Debopam Chakrabarti, an infectious disease specialist at UCF, recently received a $3.8 million grant from the National Institutes of Health to use fungus-derived compounds to develop better treatments for malaria.
He is partnering with Robert Cichewicz, a natural-product chemist from the University of Oklahoma, who has collected over 65,000 fungal isolates mostly from fungi naturally occurring in soil samples. They have found that the doughnut-shaped cereal, Cheerios, provides the ideal growing condition to cultivate fungi that are being studied for their ability to kill Plasmodium, the parasite that causes malaria.
The sugar in Cheerios is a good nutritional source for the fungus and the cereal’s symmetry in size and shape provides a precise, uniform growing environment. Small variations in media can alter fungi growth, meaning researchers can’t consistently produce the same set of results with each experiment.
Preliminary screening identified more than 150 fungal extracts and compounds with potent antimalarial activities.
The team has so far screened about 4,000 fungal species as well as pure compounds derived from fungi. Their preliminary screening identified more than 150 fungal extracts and compounds with potent antimalarial activities.
Their five-year project hopes to narrow this number to 25 compounds with verified antimalarial benefits at various stages of infection, that can be developed into therapeutic drugs. Once the scientists have identified these compounds, they will study them to understand their chemical mechanisms as well as screen them for toxicity.
Malaria is one of the world’s most common infectious diseases, responsible for over 400,000 deaths per year, predominantly in sub-Saharan Africa. About 80 percent of these deaths are children under age 5. The disease is transmitted through a bite from a mosquito infected with the Plasmodium parasite. Patients with malaria often experience fever, chills and flu-like illness. Left untreated, they may develop potentially fatal complications such as organ failure.
Malaria is becoming increasingly difficult to treat because the disease is mutating and becoming drug resistant.
“There is a pressing need for novel therapeutic options to treat multidrug resistant malaria,” Chakrabarti says. “Current therapies are very effective against malaria, but the problem is the parasite is developing resistance. And so even though this will be a long and tedious project, it’s important to have new drugs being developed in the pipeline and play our part in contributing to the global malaria elimination campaign.”
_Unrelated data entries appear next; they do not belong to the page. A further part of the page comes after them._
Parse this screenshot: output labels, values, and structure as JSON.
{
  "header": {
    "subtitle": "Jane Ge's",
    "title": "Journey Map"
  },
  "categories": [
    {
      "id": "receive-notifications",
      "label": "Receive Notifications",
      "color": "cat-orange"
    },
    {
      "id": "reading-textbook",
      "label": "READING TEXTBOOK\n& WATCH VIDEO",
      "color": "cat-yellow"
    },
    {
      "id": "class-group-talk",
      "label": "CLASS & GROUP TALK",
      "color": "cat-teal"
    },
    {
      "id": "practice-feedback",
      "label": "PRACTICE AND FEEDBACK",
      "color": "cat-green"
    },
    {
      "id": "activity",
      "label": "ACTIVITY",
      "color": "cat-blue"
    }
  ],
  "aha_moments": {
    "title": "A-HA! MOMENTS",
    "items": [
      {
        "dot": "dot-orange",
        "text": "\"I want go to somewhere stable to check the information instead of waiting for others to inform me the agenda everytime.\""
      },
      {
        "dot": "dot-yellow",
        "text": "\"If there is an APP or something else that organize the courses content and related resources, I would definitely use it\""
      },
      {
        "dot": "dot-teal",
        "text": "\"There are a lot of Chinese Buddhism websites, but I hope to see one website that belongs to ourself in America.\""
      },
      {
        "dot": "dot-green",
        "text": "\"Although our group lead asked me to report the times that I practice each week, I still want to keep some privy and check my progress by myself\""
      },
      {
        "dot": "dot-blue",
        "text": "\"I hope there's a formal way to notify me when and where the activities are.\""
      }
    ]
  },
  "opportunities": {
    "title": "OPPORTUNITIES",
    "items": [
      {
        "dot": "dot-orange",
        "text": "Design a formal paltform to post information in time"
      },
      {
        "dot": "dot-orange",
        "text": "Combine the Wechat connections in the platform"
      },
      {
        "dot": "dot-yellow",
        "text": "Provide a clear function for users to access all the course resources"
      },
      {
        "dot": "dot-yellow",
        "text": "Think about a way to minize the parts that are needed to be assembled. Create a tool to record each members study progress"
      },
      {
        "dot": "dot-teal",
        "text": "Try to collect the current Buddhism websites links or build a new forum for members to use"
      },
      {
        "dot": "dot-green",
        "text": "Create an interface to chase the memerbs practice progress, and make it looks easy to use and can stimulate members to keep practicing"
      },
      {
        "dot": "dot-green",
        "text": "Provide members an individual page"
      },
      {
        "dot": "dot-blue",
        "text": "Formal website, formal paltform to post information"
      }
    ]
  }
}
Chakrabarti has been researching malaria at UCF for 25 years. A professor in the Burnett School of Biomedical Sciences, he joined the university in 1995 and was one of the first UCF faculty members to receive an NIH grant. He received his doctorate in biochemistry from the University of Calcutta and did post-doctoral training in molecular biology at the University of Nebraska-Lincoln.